Work request: Look through the records below, and copy out every line that holds the string "Scene".

**** Data extract

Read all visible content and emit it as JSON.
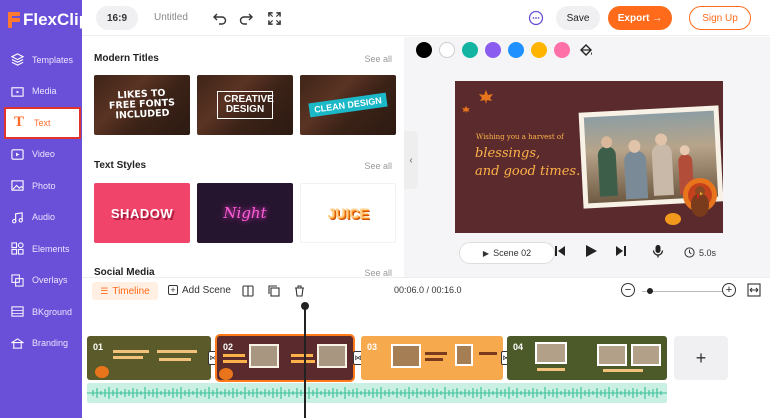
{
  "app": {
    "name": "FlexClip"
  },
  "sidebar": {
    "items": [
      {
        "label": "Templates",
        "icon": "layers-icon"
      },
      {
        "label": "Media",
        "icon": "media-folder-icon"
      },
      {
        "label": "Text",
        "icon": "text-t-icon",
        "active": true
      },
      {
        "label": "Video",
        "icon": "video-icon"
      },
      {
        "label": "Photo",
        "icon": "photo-icon"
      },
      {
        "label": "Audio",
        "icon": "music-note-icon"
      },
      {
        "label": "Elements",
        "icon": "elements-icon"
      },
      {
        "label": "Overlays",
        "icon": "overlays-icon"
      },
      {
        "label": "BKground",
        "icon": "background-icon"
      },
      {
        "label": "Branding",
        "icon": "branding-icon"
      }
    ]
  },
  "topbar": {
    "ratio": "16:9",
    "title": "Untitled",
    "save_label": "Save",
    "export_label": "Export →",
    "signup_label": "Sign Up"
  },
  "panel": {
    "modern_titles": {
      "heading": "Modern Titles",
      "see_all": "See all",
      "items": [
        {
          "text": "LIKES TO FREE FONTS INCLUDED"
        },
        {
          "text": "CREATIVE DESIGN"
        },
        {
          "text": "CLEAN DESIGN"
        }
      ]
    },
    "text_styles": {
      "heading": "Text Styles",
      "see_all": "See all",
      "items": [
        {
          "text": "SHADOW"
        },
        {
          "text": "Night"
        },
        {
          "text": "JUICE"
        }
      ]
    },
    "social_media": {
      "heading": "Social Media",
      "see_all": "See all"
    }
  },
  "editor": {
    "colors": [
      "#000000",
      "#ffffff",
      "#13b5a2",
      "#8a5cf0",
      "#1e90ff",
      "#ffb400",
      "#ff6fa8"
    ],
    "canvas": {
      "line1": "Wishing you a harvest of",
      "line2": "blessings,",
      "line3": "and good times."
    },
    "scene_label": "Scene 02",
    "duration": "5.0s"
  },
  "timeline": {
    "tab_label": "Timeline",
    "add_scene_label": "Add Scene",
    "time": "00:06.0 / 00:16.0",
    "clips": [
      {
        "num": "01"
      },
      {
        "num": "02"
      },
      {
        "num": "03"
      },
      {
        "num": "04"
      }
    ],
    "add_label": "+"
  }
}
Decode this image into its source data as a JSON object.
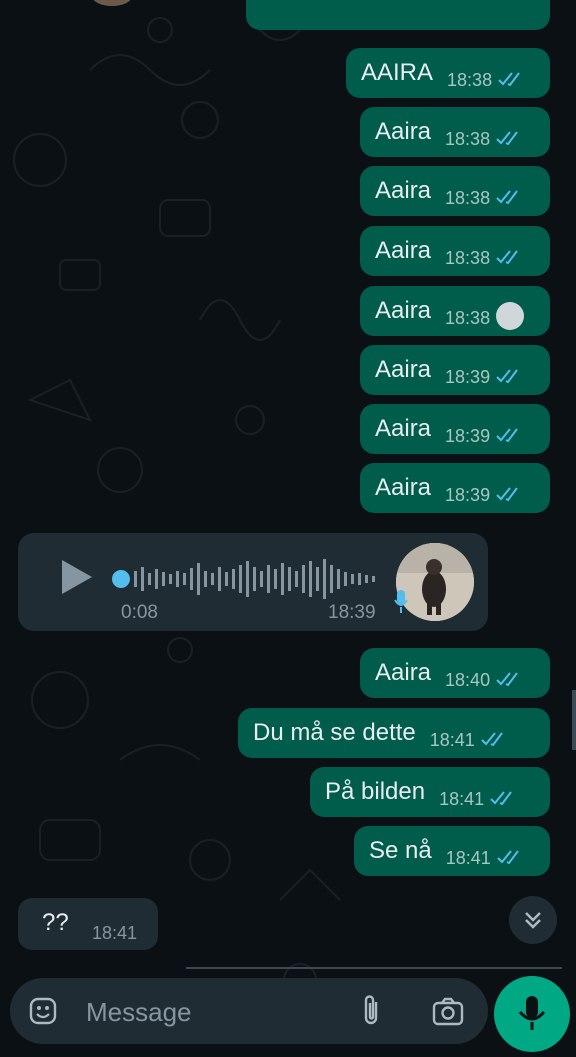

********

Your response:
    "scene_label": "Scene 02",
    "add_scene_label": "Add Scene",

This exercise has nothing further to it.